• **TASK TO CARRY OUT**
The entries shown below are to be printed in full, unaltered.

• **INPUT**
——

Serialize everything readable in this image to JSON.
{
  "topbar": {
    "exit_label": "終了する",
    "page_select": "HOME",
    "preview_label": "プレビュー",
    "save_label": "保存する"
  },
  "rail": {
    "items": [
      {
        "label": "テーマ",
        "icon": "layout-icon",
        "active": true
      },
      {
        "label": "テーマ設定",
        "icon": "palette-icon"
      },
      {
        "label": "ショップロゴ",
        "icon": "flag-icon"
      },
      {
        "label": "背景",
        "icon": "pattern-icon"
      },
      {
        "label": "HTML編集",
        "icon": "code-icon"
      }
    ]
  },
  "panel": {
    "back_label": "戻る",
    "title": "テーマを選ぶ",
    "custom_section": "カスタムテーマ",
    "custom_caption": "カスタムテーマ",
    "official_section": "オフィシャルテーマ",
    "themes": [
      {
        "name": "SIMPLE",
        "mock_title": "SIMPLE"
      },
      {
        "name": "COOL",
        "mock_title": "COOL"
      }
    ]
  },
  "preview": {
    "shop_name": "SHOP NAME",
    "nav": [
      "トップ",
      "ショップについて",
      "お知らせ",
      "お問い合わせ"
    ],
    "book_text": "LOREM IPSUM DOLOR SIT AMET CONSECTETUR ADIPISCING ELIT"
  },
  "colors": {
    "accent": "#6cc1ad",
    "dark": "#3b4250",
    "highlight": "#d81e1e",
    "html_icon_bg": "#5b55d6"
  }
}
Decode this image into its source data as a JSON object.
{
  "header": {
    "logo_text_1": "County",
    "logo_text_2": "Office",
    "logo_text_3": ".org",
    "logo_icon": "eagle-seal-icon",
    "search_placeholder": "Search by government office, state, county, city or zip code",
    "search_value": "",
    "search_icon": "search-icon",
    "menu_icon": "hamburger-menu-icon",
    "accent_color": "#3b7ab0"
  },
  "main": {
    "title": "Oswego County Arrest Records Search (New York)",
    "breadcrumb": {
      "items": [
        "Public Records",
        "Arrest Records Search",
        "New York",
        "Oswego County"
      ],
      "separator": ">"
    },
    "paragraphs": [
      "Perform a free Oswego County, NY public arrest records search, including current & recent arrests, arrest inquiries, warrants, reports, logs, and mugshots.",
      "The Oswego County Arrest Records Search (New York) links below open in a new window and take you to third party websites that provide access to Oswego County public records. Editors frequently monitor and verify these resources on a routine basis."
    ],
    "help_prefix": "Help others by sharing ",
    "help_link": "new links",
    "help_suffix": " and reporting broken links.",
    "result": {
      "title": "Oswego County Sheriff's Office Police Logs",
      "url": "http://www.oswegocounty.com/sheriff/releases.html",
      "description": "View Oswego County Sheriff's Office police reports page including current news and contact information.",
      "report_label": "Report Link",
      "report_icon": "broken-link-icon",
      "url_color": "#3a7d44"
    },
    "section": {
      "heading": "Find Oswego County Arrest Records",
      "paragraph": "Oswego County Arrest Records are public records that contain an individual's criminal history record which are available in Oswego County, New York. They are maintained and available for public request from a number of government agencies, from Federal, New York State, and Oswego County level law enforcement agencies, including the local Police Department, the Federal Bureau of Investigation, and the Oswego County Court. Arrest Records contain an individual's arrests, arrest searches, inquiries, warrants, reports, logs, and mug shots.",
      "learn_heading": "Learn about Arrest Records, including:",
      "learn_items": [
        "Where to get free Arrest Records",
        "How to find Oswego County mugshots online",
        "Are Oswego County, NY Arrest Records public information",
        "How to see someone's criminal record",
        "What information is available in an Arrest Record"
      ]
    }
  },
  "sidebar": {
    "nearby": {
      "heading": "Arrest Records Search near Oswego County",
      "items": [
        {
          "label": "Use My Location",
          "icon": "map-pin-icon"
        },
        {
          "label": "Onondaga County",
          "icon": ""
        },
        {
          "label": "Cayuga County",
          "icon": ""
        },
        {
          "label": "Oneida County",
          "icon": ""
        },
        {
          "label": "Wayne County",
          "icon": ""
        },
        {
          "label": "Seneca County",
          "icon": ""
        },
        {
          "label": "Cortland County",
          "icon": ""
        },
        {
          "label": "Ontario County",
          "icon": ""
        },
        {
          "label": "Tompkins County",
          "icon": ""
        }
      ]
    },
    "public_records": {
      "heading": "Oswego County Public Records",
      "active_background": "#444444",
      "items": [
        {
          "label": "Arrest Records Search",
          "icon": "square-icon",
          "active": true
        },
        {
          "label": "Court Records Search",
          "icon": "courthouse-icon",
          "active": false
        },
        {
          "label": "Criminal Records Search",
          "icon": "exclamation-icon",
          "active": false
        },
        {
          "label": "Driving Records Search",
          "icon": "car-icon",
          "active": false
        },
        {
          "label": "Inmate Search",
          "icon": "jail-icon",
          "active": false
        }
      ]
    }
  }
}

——

• **TASK ANSWER**
Serialize everything readable in this image to JSON.
{
  "topbar": {
    "exit_label": "終了する",
    "page_select": "HOME",
    "preview_label": "プレビュー",
    "save_label": "保存する"
  },
  "rail": {
    "items": [
      {
        "label": "テーマ",
        "icon": "layout-icon",
        "active": true
      },
      {
        "label": "テーマ設定",
        "icon": "palette-icon"
      },
      {
        "label": "ショップロゴ",
        "icon": "flag-icon"
      },
      {
        "label": "背景",
        "icon": "pattern-icon"
      },
      {
        "label": "HTML編集",
        "icon": "code-icon"
      }
    ]
  },
  "panel": {
    "back_label": "戻る",
    "title": "テーマを選ぶ",
    "custom_section": "カスタムテーマ",
    "custom_caption": "カスタムテーマ",
    "official_section": "オフィシャルテーマ",
    "themes": [
      {
        "name": "SIMPLE",
        "mock_title": "SIMPLE"
      },
      {
        "name": "COOL",
        "mock_title": "COOL"
      }
    ]
  },
  "preview": {
    "shop_name": "SHOP NAME",
    "nav": [
      "トップ",
      "ショップについて",
      "お知らせ",
      "お問い合わせ"
    ],
    "book_text": "LOREM IPSUM DOLOR SIT AMET CONSECTETUR ADIPISCING ELIT"
  },
  "colors": {
    "accent": "#6cc1ad",
    "dark": "#3b4250",
    "highlight": "#d81e1e",
    "html_icon_bg": "#5b55d6"
  }
}
Decode this image into its source data as a JSON object.
{
  "header": {
    "logo_text_1": "County",
    "logo_text_2": "Office",
    "logo_text_3": ".org",
    "logo_icon": "eagle-seal-icon",
    "search_placeholder": "Search by government office, state, county, city or zip code",
    "search_value": "",
    "search_icon": "search-icon",
    "menu_icon": "hamburger-menu-icon",
    "accent_color": "#3b7ab0"
  },
  "main": {
    "title": "Oswego County Arrest Records Search (New York)",
    "breadcrumb": {
      "items": [
        "Public Records",
        "Arrest Records Search",
        "New York",
        "Oswego County"
      ],
      "separator": ">"
    },
    "paragraphs": [
      "Perform a free Oswego County, NY public arrest records search, including current & recent arrests, arrest inquiries, warrants, reports, logs, and mugshots.",
      "The Oswego County Arrest Records Search (New York) links below open in a new window and take you to third party websites that provide access to Oswego County public records. Editors frequently monitor and verify these resources on a routine basis."
    ],
    "help_prefix": "Help others by sharing ",
    "help_link": "new links",
    "help_suffix": " and reporting broken links.",
    "result": {
      "title": "Oswego County Sheriff's Office Police Logs",
      "url": "http://www.oswegocounty.com/sheriff/releases.html",
      "description": "View Oswego County Sheriff's Office police reports page including current news and contact information.",
      "report_label": "Report Link",
      "report_icon": "broken-link-icon",
      "url_color": "#3a7d44"
    },
    "section": {
      "heading": "Find Oswego County Arrest Records",
      "paragraph": "Oswego County Arrest Records are public records that contain an individual's criminal history record which are available in Oswego County, New York. They are maintained and available for public request from a number of government agencies, from Federal, New York State, and Oswego County level law enforcement agencies, including the local Police Department, the Federal Bureau of Investigation, and the Oswego County Court. Arrest Records contain an individual's arrests, arrest searches, inquiries, warrants, reports, logs, and mug shots.",
      "learn_heading": "Learn about Arrest Records, including:",
      "learn_items": [
        "Where to get free Arrest Records",
        "How to find Oswego County mugshots online",
        "Are Oswego County, NY Arrest Records public information",
        "How to see someone's criminal record",
        "What information is available in an Arrest Record"
      ]
    }
  },
  "sidebar": {
    "nearby": {
      "heading": "Arrest Records Search near Oswego County",
      "items": [
        {
          "label": "Use My Location",
          "icon": "map-pin-icon"
        },
        {
          "label": "Onondaga County",
          "icon": ""
        },
        {
          "label": "Cayuga County",
          "icon": ""
        },
        {
          "label": "Oneida County",
          "icon": ""
        },
        {
          "label": "Wayne County",
          "icon": ""
        },
        {
          "label": "Seneca County",
          "icon": ""
        },
        {
          "label": "Cortland County",
          "icon": ""
        },
        {
          "label": "Ontario County",
          "icon": ""
        },
        {
          "label": "Tompkins County",
          "icon": ""
        }
      ]
    },
    "public_records": {
      "heading": "Oswego County Public Records",
      "active_background": "#444444",
      "items": [
        {
          "label": "Arrest Records Search",
          "icon": "square-icon",
          "active": true
        },
        {
          "label": "Court Records Search",
          "icon": "courthouse-icon",
          "active": false
        },
        {
          "label": "Criminal Records Search",
          "icon": "exclamation-icon",
          "active": false
        },
        {
          "label": "Driving Records Search",
          "icon": "car-icon",
          "active": false
        },
        {
          "label": "Inmate Search",
          "icon": "jail-icon",
          "active": false
        }
      ]
    }
  }
}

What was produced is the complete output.